At this point, it probably bears mentioning that virtually every musical artist has made unpermissioned use of existing works to create new works. For example, before getting too worked-up about the way the Beasties are being ripped off, try listening to the Isley Brothers’ Shout and the Beasties’ Girls side-by-side.
Because this kind of taking (what Newton called building “on the shoulders of giants”) is so vital, I think it was a wise move by the Beasties to acknowledge the positives in the GoldieBlox ad, even while complaining about the way they were treated (i.e., their PR firm issued an open letter that read in part “we were very impressed by the creativity and the message behind your ad”).
Apparently what has the surviving Beasties so upset is not a legitimate fair use, but that someone is crassly using their work in an ad without permission and that the response to the Beasties’ letter to GoldieBlox (the non-public one that the Beasties claim was simply seeking clarification, but that GoldieBlox claims was implicitly threatening legal action) was a request for declaratory judgment initiated by GoldieBlox to pre-emptively settle whether the Beasties could prevent the use of the parody in an ad.
Although the Beasties have complained that GoldieBlox "sued us," the action that GoldieBlox has initiated is not an ordinary lawsuit. Instead, as Andy Baio explains in a very helpful November 26th, 2013 post: "Unlike typical lawsuits, Goldieblox isn't seeking damages. They're asking the court to [simply] issue an opinion without ordering Beastie Boys to do anything in particular or pay damages, beyond possibly their own legal expenses."

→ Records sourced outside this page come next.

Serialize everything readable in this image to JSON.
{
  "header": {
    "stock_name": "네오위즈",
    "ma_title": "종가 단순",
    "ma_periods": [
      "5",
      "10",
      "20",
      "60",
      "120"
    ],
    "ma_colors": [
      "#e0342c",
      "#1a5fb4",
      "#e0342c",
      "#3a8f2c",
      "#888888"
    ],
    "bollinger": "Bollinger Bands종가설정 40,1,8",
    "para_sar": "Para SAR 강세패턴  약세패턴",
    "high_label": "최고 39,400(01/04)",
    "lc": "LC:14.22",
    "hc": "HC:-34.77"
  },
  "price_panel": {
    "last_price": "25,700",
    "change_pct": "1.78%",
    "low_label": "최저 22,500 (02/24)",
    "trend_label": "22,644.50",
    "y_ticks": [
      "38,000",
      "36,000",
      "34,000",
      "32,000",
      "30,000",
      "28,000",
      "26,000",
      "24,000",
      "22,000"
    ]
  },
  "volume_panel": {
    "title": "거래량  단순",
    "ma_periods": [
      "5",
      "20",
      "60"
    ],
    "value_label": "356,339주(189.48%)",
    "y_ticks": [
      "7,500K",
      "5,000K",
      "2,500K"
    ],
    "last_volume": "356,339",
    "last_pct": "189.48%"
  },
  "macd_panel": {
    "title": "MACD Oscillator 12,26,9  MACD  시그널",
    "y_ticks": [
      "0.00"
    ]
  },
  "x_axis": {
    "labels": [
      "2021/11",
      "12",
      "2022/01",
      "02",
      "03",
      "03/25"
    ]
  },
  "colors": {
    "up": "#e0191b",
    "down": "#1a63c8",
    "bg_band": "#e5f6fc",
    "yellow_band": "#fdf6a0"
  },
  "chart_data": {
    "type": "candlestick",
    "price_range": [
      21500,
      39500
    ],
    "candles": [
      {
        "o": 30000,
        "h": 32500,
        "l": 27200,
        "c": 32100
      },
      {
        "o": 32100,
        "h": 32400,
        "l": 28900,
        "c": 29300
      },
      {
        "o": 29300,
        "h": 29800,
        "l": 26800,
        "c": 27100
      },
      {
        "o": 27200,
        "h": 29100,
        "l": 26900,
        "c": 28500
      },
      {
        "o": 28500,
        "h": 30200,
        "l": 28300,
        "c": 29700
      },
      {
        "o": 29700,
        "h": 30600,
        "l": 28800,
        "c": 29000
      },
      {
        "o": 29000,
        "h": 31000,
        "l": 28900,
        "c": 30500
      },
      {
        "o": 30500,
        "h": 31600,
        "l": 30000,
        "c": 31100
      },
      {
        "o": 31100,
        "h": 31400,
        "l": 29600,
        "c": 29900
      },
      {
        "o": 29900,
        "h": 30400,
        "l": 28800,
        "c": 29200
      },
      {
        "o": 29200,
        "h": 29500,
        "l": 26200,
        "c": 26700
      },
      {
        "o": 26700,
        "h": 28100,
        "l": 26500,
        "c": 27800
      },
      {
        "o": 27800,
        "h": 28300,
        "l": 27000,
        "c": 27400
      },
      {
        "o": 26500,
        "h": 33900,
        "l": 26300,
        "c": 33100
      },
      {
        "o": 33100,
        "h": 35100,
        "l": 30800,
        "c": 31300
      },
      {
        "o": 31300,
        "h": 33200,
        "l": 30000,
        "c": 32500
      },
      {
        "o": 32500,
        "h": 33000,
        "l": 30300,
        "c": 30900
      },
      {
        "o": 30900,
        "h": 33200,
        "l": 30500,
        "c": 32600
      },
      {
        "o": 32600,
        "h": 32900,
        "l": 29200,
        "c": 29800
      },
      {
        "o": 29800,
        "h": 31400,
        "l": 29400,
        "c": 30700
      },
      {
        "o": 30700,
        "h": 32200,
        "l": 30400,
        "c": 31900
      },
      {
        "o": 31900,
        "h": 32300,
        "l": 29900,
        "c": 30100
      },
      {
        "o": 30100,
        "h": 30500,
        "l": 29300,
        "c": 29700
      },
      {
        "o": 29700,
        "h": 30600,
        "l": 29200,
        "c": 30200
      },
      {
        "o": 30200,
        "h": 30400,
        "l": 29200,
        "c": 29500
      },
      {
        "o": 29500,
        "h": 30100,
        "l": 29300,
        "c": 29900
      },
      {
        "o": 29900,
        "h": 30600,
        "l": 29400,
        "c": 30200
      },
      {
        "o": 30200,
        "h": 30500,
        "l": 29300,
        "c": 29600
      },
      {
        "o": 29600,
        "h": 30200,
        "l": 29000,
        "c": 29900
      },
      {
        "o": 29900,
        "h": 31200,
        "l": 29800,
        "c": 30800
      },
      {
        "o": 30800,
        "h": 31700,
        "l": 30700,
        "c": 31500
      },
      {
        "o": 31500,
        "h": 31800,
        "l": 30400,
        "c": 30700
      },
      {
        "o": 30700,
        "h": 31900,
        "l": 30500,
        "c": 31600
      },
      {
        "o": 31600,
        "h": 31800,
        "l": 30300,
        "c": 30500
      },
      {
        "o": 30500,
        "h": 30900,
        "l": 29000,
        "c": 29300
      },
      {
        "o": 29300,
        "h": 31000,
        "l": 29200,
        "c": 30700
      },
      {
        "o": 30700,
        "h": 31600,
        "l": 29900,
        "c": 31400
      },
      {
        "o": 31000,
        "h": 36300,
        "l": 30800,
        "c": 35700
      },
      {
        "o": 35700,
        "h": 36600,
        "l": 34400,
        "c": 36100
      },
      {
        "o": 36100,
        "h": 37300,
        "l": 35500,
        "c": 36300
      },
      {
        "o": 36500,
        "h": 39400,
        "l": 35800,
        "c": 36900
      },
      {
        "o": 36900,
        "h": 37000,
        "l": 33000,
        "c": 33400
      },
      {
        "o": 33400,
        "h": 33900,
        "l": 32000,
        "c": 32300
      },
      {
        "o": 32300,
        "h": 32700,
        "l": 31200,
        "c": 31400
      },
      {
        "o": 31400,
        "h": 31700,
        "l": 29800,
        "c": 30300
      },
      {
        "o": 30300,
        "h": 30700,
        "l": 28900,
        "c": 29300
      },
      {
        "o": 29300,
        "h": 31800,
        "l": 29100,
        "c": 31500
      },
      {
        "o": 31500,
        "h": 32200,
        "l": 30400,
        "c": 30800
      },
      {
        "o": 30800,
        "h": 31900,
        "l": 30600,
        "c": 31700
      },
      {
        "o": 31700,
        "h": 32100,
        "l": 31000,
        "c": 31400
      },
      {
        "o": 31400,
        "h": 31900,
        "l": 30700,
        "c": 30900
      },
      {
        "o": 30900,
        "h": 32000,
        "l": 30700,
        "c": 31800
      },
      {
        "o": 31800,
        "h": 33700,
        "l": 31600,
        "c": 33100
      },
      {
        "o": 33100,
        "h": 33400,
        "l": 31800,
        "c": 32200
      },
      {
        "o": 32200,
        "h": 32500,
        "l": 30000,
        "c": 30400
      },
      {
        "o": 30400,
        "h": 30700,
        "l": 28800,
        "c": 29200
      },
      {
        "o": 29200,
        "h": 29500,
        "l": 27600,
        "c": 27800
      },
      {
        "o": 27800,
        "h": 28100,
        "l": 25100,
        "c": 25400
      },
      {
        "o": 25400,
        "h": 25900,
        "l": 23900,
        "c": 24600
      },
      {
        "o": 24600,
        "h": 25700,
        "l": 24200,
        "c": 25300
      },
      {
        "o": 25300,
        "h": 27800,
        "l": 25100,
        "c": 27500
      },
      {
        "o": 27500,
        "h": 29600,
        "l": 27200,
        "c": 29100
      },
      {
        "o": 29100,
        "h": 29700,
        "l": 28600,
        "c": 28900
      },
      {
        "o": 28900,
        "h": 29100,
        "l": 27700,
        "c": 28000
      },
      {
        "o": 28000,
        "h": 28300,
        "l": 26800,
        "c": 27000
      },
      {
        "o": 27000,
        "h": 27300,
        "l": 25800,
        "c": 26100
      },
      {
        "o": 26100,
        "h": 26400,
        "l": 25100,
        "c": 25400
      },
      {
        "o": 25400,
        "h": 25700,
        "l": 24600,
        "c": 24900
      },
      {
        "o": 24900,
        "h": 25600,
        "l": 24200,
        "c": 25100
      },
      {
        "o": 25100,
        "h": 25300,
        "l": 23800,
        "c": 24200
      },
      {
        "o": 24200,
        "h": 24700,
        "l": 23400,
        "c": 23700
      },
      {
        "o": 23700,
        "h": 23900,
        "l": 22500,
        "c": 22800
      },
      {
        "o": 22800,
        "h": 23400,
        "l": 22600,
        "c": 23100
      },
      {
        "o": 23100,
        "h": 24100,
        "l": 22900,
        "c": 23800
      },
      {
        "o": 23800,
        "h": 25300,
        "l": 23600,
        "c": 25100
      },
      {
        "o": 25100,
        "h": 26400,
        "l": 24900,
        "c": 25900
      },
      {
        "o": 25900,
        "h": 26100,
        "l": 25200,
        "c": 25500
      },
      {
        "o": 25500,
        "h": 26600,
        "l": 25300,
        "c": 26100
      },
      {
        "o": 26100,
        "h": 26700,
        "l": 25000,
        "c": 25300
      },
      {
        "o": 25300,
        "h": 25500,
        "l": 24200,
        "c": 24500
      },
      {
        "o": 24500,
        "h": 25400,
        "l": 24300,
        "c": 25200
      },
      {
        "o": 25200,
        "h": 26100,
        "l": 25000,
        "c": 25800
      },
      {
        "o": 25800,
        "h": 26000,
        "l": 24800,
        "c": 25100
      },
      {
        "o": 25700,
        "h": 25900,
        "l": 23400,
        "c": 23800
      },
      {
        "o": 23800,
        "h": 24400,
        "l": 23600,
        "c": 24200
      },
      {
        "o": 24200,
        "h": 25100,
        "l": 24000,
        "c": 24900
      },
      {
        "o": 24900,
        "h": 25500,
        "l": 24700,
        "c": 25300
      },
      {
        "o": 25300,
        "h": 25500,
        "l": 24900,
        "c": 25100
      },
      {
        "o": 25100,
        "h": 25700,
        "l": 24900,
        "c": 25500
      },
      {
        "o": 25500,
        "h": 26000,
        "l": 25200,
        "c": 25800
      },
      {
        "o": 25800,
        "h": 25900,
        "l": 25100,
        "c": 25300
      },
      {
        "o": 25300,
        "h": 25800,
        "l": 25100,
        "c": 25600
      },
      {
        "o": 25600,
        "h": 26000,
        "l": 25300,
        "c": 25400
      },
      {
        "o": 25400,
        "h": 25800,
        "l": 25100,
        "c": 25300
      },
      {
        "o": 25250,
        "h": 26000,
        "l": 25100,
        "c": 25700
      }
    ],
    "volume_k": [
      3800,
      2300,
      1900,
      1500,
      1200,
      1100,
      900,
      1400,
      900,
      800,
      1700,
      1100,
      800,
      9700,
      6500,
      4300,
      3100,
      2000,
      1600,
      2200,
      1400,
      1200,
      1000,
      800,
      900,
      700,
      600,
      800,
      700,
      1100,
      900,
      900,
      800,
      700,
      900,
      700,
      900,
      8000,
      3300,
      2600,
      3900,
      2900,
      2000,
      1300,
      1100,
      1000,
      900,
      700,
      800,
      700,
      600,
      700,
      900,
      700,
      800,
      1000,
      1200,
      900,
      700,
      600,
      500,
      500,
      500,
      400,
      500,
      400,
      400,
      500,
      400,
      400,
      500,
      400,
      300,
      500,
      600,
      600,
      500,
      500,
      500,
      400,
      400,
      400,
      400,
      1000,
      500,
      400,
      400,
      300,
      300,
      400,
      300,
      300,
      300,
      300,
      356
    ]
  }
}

I get why the Beasties, as content owners who over the last 25 years have grown accustomed to controlling the exploitation of their work, feel misused…
But they did (have their lawyers?) send a letter where a foreseeable response was a request for clarification from a court in the form of a declaratory judgment...
And, finally and most importantly, is this really the side of the fair use debate that the Beasties want to be on?
Is it possible for them to make a public fuss about this particular parody, without lending support to the innovation-stifling corporate interests that are opposed to the right of artists to take ideas and elements from the existing culture and to rework them - transform them - into new works that contribute to our culture?
Just because this particular parody sells a toy, can the GoldieBlox Girls ad be squashed without harming the freedom to create other culture-enhancing parodies?
Are the Beasties really prepared to draw a line that distinguishes this parody from other unpermissioned uses that might contribute to (be a crucial condition for?) a flourishing culture?
In short, I get why the Beasties are pissed…. But, on the facts that are currently available, I’d say the highly transformative character of the GoldieBlox ad trumps its admittedly commercial purpose and under the copyright law as it exists today the Beasties should probably let this one go.
UPDATE: December 1st, 2013 As reported in consumerist.com, GoldieBlox took the Beastie Boys parody ad down on November 27th, 2013 - posting the following on their blog: “We want you to know that when we posted the video, we were completely unaware that the late, great Adam Yauch had requested in his will that the Beastie Boys songs never be used in advertising.” They apparently had already posted this version of the ad - with an inoffensive instrumental track - on YouTube:
UPDATE: March 19th, 2014 As reported by adweek.com, "the legal battle between GoldieBlox and the Beastie Boys appears to be winding down, as the band has agreed to drop its lawsuit against the toy maker over the unauthorized use of the song "Girls" in a commercial—in exchange for an apology and a donation to charity."